An interesting example of this struggle apparently surfaced during the filming of Cold Mountain, which as many of you know included a recreation of the Crater fight in the opening section. While the battle sequence revealed the horror of the initial explosion and the chaos in the crater, it also included brief clips of black soldiers in the Union ranks – clearly a step in the right direction. That said every new step has its limits. The battle scenes failed to include any references to the well-documented cases of the execution of black soldiers following their surrender. At least one scene, set after the battle (available on the bonus CD of the DVD version) showing a captured and crippled black soldier shot by a frustrated Confederate soldier, was deleted from the final cut. The omission points to the extent to which our culture is willing, or in this case unwilling, to acknowledge a history steeped in racial hatred. Of course the scene could have been deleted for any number of reasons, but given our culture’s unwillingness to think seriously about the history of race in this country it is not surprising.

I will leave you with a few thoughts from David Glassberg’s, American Historical Pageantry: The Uses of Tradition in the Early Twentieth Century (1990):

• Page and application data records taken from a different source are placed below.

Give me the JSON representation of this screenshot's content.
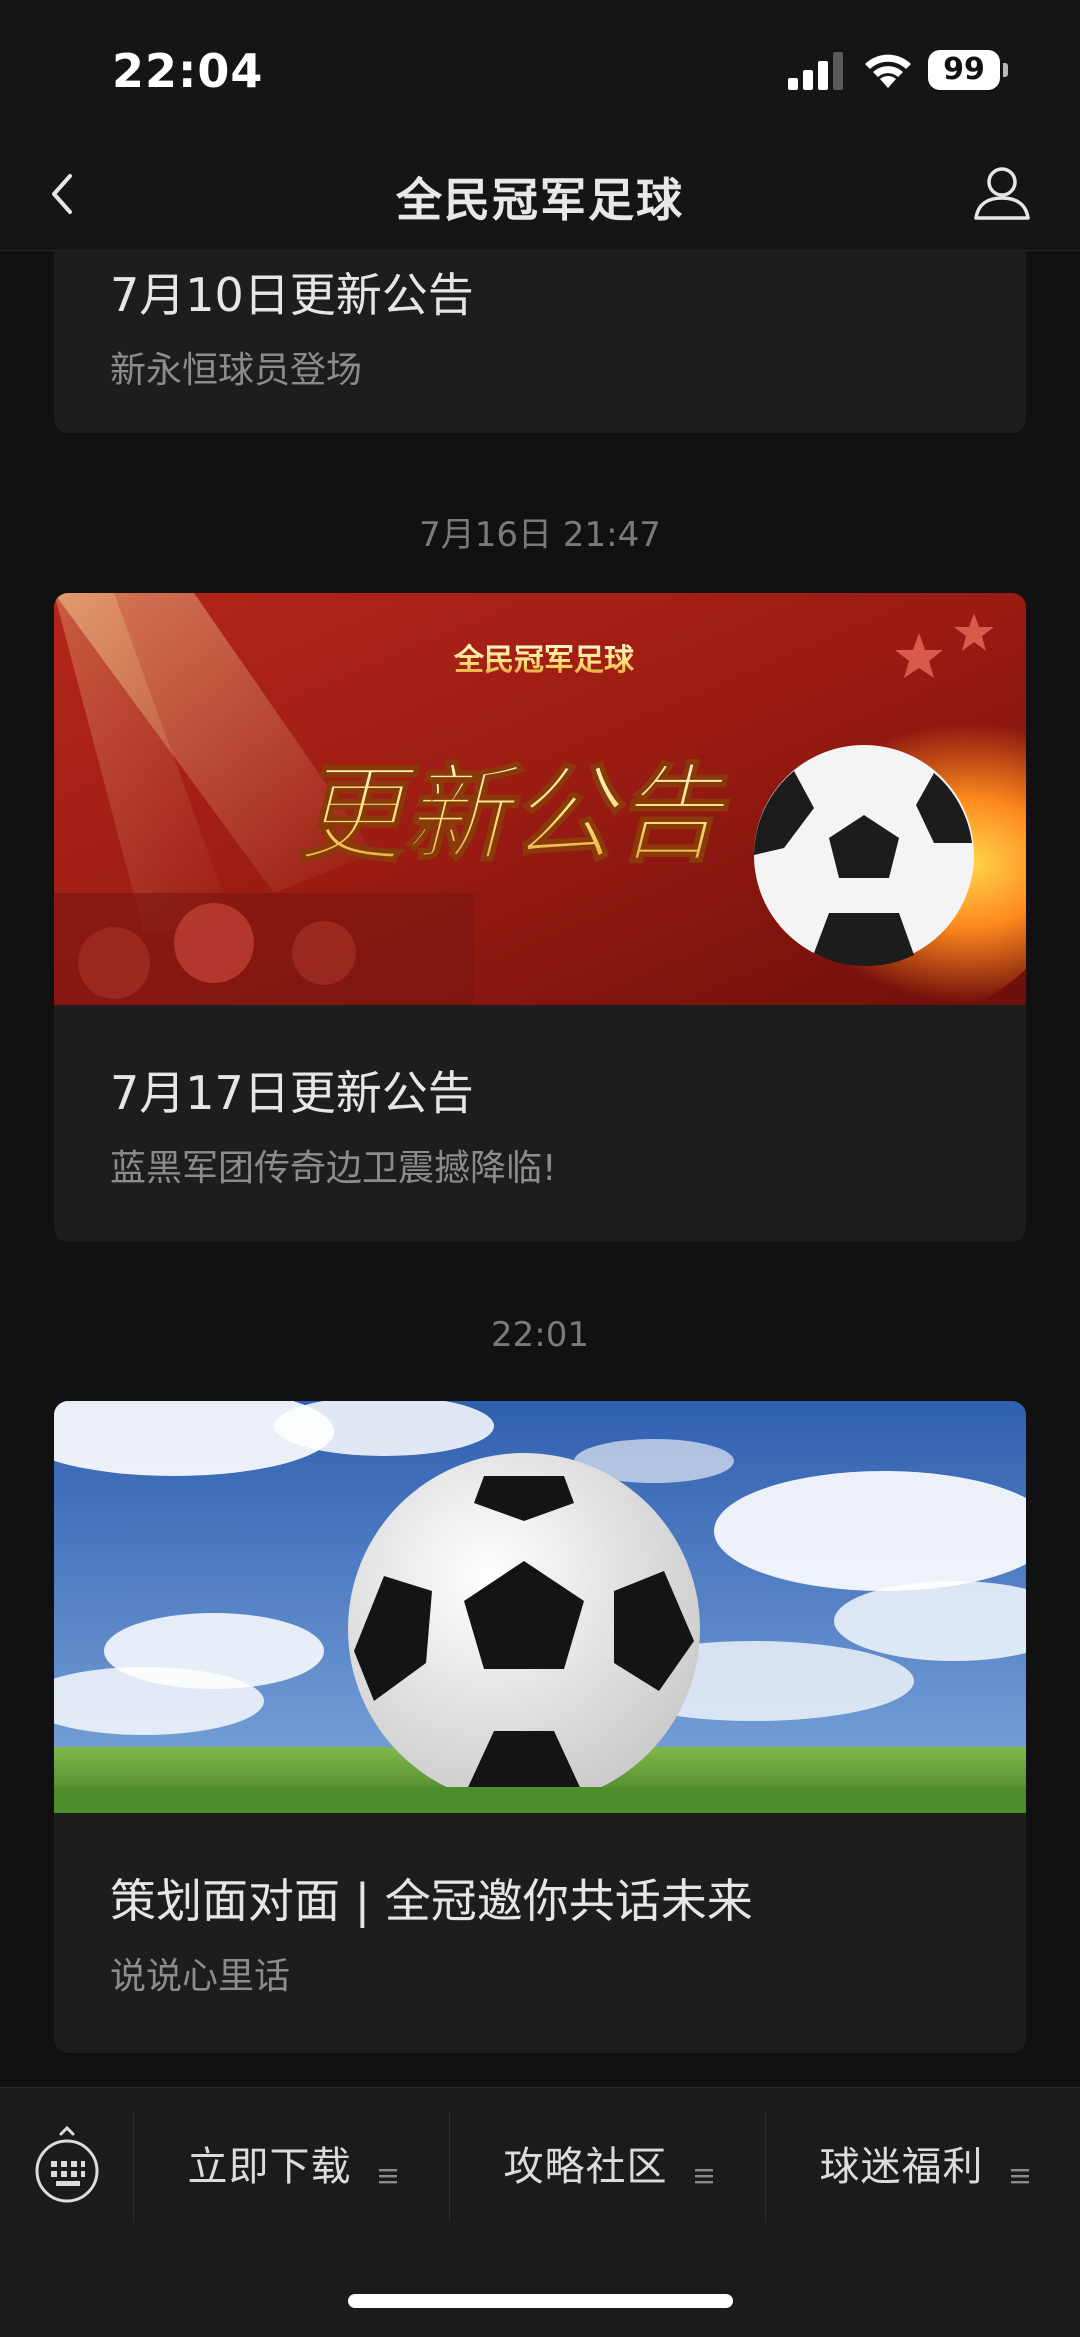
{
  "status_bar": {
    "time": "22:04",
    "battery": "99"
  },
  "nav": {
    "title": "全民冠军足球"
  },
  "messages": [
    {
      "title": "7月10日更新公告",
      "subtitle": "新永恒球员登场"
    },
    {
      "timestamp": "7月16日 21:47",
      "banner_logo": "全民冠军足球",
      "banner_headline": "更新公告",
      "title": "7月17日更新公告",
      "subtitle": "蓝黑军团传奇边卫震撼降临!"
    },
    {
      "timestamp": "22:01",
      "title": "策划面对面 | 全冠邀你共话未来",
      "subtitle": "说说心里话"
    }
  ],
  "bottom_menu": {
    "items": [
      {
        "label": "立即下载"
      },
      {
        "label": "攻略社区"
      },
      {
        "label": "球迷福利"
      }
    ]
  },
  "icons": {
    "back": "chevron-left-icon",
    "profile": "person-icon",
    "keyboard": "keyboard-icon",
    "menu": "menu-lines-icon"
  },
  "colors": {
    "background": "#111111",
    "card": "#1d1d1d",
    "text_primary": "#e6e6e6",
    "text_secondary": "#8c8c8c"
  }
}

Public historical imagery is both a reflection of the larger culture, and its prevailing ways of looking at the world, and a major element in the shaping of that culture. Since every way of seeing the world—past and present—excludes hundreds of alternatives from view, the power to define what particular version of history becomes the public history is an awesome power indeed.